5. Sex drive goes down as women’s age goes up.
“Sex drive is generally not a function of age and menopausal women can have normal sex lives,” Dauterive explained. “Sexual needs are known to change with maturity and relationship changes.”
6. Cancer is unavoidable.
“Basically half of all cancers are preventable,” said Dr. Jay Brooks, an oncologist with Ochsner Medical Center in Baton Rouge.
Brooks states that a third of all lung cancers in the United States are tobacco-related and that 20 percent of cancer cases in women and 15 percent of cancer cases in men are due to obesity.
“Not smoking and maintaining a healthy lifestyle are ‘two dramatic things you can do’ to avoid the risk of cancer,” Brooks explained.
“Having regular screenings performed also catches the early stages of cancer and can save lives,” he added. “With the dramatic advances in cancer screenings, the deaths from cancer in both genders are falling nationwide.” New cases of cancer in Louisiana women increased slightly and remained steady for men in Louisiana, according to the LSU Health Sciences Center’s School of Public Health report, which Brooks associates with access to screenings, obesity, and tobacco use.
“Screenings that detect cancer include regular pap smears and mammograms in women, colonoscopies and regular physical exams to look for melanomas and the onset of skin cancer,” explained Brooks.
“To avoid skin cancer,” Brooks added, “people should not over-expose themselves to the sun and not use tanning salons, which are unbelievably dangerous. We have incredibly good cancer screening tests.”
7. You won’t get breast cancer if it is not in your family history.
“Seventy-five percent of all breast cancer cases do not have family history,” Brooks explained.
Brooks recommends that all women have a baseline mammogram, a screening that detects breast cancer, between the ages of 35 and 39, then a yearly mammogram every year after age 40.
8. Only older women or those in stressful jobs have heart attacks.
“Heart disease occurs in women due to the same basic risk factors as men,” Dauterive explained. “Elevated lipids, diabetes, hypertension, obesity and family history are additive risk factors for MI’s (myocardial infarction, commonly known as a heart attack). Risk increases with age, but younger women are not protected. Stress without stress relief can increase risk.”
9. If I don’t smoke, then I can’t get cancer.
Louisiana is a smoking state. The rate of lung cancer here is 30 percent higher in white men and 20 percent higher in black men than the national average, according to a recent report released by the Louisiana Tumor Registry. Women were closer to national statistics but lung cancer rates are still high.

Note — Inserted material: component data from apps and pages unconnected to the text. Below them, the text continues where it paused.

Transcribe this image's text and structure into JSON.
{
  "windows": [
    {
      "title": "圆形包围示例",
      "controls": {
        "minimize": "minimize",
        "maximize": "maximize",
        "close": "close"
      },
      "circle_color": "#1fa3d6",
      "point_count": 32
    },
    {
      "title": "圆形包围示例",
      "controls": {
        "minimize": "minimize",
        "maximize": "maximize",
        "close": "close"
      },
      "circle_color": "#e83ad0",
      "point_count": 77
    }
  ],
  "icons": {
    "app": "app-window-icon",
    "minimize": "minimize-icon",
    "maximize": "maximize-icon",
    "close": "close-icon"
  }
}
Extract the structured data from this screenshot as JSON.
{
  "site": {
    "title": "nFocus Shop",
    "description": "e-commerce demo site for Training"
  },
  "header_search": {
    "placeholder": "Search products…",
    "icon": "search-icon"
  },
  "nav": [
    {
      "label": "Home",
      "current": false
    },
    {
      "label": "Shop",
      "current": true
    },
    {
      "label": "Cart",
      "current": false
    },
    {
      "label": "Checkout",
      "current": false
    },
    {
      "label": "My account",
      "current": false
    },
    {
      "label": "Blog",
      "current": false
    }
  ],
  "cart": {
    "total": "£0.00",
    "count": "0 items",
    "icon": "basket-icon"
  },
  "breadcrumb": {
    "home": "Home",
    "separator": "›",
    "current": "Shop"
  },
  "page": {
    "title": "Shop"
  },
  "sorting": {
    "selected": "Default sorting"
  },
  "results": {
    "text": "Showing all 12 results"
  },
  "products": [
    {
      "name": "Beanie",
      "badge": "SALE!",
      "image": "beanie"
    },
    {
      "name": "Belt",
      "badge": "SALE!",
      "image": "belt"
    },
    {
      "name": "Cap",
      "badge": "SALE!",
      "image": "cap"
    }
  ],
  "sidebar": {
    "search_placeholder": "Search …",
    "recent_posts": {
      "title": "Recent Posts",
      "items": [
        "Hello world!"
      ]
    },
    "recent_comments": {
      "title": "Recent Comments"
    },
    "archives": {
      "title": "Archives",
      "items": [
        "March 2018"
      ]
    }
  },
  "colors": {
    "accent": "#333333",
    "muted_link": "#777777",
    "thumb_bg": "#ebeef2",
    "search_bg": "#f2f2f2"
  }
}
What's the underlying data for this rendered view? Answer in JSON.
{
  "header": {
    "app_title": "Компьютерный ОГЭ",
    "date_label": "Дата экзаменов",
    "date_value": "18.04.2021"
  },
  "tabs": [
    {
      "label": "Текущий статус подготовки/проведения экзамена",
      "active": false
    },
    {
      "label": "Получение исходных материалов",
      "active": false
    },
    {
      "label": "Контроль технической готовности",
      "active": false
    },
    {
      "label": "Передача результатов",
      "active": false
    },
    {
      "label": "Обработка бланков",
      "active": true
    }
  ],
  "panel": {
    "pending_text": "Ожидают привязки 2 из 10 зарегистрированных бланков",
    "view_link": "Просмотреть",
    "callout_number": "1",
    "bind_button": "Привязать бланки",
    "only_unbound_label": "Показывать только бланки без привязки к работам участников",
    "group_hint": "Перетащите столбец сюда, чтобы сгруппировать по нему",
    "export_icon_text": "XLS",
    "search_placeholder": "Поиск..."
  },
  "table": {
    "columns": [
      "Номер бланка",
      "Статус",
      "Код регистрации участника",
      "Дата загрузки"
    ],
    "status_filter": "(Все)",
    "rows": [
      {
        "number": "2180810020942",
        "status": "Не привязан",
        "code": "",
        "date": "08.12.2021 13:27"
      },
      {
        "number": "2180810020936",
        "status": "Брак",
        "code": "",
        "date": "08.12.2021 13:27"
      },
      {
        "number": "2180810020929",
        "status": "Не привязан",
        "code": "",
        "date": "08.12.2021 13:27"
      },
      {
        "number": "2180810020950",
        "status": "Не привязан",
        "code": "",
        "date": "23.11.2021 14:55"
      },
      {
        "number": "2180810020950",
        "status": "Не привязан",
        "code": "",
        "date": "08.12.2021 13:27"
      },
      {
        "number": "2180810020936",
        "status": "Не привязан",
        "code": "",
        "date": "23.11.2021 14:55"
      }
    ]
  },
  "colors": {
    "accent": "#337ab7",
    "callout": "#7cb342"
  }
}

“Five percent of all lung cancer cases in the United States are due to second-hand smoke,” Brooks said.
Restaurants and bars that serve more than 50 percent of food are required by Louisiana law to be smoke free.